  14. netflix stopped accepting itunes in dec 2018 per venturebeat 

  15. bjork taught me that you shouldn’t trust poets and you should seek the true and scientifical explanation, which is much better 

  16. The Gracchi and the Era of Grain Reform  2

  17. Frumentariae Leges, dictionary of greek and roman antiquities, william smith, 1875 

  18. involution (nèijuǎn) on chinese social media, whatsonweibo, Manya Koetse 
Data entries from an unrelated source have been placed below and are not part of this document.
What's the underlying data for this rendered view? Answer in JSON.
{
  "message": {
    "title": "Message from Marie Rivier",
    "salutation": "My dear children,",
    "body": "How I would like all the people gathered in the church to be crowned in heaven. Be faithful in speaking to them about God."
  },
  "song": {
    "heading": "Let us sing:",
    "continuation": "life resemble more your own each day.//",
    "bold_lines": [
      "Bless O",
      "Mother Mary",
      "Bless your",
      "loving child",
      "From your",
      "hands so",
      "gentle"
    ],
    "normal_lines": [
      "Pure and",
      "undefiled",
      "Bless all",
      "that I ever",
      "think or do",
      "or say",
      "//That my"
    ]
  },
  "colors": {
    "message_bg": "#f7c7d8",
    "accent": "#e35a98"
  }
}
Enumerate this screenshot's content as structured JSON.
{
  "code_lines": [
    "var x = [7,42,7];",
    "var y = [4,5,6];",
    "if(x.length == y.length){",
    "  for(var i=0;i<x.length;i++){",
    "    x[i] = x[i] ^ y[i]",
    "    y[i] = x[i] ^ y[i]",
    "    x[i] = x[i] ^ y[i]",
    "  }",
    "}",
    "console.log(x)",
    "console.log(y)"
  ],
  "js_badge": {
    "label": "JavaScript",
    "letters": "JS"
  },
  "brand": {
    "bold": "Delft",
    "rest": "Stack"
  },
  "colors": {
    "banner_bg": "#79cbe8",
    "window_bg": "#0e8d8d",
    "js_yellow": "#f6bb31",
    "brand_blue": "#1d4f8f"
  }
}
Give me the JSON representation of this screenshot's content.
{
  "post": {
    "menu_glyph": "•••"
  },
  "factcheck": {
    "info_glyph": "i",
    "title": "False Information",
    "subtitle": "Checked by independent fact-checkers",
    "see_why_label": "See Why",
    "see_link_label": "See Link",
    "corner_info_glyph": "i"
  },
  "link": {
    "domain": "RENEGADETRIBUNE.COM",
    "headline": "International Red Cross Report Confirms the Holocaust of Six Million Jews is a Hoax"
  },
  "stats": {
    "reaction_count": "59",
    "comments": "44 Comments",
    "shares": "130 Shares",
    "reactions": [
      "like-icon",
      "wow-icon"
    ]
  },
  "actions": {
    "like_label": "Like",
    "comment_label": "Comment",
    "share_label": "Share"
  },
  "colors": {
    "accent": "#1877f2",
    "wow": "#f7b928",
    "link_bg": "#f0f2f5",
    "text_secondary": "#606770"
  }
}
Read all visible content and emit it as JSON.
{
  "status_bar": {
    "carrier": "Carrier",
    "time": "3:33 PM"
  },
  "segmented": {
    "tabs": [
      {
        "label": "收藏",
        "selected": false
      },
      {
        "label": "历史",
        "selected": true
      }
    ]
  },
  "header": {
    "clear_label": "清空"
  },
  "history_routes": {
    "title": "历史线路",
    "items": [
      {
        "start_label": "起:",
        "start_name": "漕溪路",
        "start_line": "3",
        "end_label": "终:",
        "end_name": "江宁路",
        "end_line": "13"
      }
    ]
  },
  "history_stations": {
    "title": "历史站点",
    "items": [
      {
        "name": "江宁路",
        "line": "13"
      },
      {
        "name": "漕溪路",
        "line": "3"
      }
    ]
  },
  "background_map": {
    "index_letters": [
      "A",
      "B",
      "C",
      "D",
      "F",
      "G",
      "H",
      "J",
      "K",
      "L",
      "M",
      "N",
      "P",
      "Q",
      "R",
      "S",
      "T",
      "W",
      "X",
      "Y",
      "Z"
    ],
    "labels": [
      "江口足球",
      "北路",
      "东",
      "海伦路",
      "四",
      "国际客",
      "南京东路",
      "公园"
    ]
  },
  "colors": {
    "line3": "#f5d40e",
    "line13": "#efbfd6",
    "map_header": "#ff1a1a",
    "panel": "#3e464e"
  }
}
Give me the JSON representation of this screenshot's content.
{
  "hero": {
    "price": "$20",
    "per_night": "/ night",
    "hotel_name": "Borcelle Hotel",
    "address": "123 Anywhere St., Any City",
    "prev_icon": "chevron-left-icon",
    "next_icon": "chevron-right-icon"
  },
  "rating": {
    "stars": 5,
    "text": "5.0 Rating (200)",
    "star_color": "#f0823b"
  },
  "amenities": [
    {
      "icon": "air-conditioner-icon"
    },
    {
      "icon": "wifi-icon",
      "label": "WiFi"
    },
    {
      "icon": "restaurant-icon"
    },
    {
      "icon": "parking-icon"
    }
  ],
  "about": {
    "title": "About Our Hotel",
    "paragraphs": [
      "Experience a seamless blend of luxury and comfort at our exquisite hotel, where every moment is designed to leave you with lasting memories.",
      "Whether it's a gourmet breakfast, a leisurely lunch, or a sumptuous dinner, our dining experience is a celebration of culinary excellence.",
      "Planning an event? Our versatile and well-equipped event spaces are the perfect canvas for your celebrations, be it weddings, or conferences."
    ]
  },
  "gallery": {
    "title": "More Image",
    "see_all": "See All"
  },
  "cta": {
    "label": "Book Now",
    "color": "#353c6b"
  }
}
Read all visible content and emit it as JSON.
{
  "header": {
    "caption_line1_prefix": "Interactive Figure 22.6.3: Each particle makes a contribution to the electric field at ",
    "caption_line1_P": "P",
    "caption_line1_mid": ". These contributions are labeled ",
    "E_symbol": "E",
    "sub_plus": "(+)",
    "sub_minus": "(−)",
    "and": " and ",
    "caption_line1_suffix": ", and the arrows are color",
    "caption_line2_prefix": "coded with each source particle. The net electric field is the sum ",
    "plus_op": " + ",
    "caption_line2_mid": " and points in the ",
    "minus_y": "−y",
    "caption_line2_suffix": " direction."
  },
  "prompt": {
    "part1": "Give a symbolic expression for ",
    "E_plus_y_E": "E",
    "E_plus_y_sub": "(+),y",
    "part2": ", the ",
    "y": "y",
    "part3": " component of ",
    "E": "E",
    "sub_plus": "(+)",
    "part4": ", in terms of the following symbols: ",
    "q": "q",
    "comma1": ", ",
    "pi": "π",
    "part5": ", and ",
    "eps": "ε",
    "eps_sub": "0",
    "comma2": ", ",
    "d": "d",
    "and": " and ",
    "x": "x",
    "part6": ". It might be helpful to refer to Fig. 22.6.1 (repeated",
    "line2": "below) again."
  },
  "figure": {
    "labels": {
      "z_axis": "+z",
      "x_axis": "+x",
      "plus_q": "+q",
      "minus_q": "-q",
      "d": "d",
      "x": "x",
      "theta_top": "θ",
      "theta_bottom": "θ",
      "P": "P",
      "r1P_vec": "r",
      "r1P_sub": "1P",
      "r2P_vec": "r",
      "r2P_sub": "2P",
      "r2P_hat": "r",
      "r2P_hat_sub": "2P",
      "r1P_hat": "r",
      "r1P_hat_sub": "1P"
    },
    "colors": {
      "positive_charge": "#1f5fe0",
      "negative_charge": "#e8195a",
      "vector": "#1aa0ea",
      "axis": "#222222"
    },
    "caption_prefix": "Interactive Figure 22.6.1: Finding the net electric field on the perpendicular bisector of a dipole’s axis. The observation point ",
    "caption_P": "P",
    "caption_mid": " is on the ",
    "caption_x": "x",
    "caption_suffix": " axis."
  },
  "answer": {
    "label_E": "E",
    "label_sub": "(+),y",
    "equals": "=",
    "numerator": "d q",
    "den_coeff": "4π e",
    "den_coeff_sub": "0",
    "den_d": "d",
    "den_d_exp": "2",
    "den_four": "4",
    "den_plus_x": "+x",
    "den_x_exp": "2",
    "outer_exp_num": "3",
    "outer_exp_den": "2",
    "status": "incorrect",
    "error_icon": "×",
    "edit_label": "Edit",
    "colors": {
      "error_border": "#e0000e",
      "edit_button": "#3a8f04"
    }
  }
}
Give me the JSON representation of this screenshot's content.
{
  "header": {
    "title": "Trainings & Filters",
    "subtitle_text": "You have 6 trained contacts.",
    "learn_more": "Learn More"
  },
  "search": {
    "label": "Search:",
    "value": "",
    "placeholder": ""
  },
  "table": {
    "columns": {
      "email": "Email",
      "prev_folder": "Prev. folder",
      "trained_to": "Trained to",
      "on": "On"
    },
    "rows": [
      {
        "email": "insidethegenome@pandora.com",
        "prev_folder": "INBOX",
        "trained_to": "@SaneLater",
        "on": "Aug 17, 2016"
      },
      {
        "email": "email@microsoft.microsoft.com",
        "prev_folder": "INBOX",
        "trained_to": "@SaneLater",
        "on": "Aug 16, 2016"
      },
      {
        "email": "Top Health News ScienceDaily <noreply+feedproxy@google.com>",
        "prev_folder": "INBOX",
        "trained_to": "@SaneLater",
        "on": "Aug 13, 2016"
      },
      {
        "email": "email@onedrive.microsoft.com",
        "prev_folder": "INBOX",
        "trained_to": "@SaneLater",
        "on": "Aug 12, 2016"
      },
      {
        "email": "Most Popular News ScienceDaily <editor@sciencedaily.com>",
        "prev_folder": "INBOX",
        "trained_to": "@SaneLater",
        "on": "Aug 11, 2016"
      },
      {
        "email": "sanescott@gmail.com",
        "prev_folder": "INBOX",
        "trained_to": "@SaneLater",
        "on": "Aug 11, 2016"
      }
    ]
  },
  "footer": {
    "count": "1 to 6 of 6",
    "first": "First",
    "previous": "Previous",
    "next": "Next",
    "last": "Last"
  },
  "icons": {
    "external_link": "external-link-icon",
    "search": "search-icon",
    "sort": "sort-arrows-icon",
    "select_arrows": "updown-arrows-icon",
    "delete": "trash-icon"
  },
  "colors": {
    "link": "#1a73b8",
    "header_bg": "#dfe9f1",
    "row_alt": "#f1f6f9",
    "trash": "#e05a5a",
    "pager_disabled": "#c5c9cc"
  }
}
  19. I’m not saying they were never innovative; only that they used military exploration to control more labor and send more grain home, rather than that growth being primarily driven through technology. Roman food supply innovations were many: Casson’s ‘Ancient Mariners’ talks about huge football field sized barges used for shipping grain. Kron 2005 says both people and livestock were taller in rome than in europe again until the 20th century, indicators of productivity. They possessed “innovations most responsible for the modern agricultural revolution: seed selection; effective tillage; hoeing and harrowing to destroy weeds; crop rotations; the suppression of bare fallow; the rotation of legumes … irrigation, … manure management; careful grazing management for range and pasture land; and, most decisively … ley farming or convertible husbandry, still the most effective system of intensive mixed farming.” james 2020 Innovation in the Economy of the Roman Grain Supply asks if rome “tried to improve the efficiency of their grain supply or whether they expanded their sphere of influence in large part to feed a growing urban population in the capital” and concludes ‘both’. 

  20. there’s a new york times article called ‘farewell millennial lifestyle subsidy’ which I can’t look up bc I have too many tabs open and the NYT paywall code sometimes crashes firefox 

  21. AFFORDABLE INSULIN NOW ACT; Congressional Record Vol. 168, No. 57 

  22. price transparency rules: 14% compliance says gothamist in 2022, 17% said axios in 2021. Not sure if it’s going down or just different survey methodology 

  23. Interestingly, some parasites invade predator-prey dynamics, manipulating the behavior of prey to increase the odds of transfering the parasite to predators, gardening ecosystems in hidden ways that serve the parasite’s life cycle. We’re not the only species with a regulatory capture problem; look to the foxes and voles. Dynamics of predation, Alyson Stevens, ‘host-parasite interactions’ section.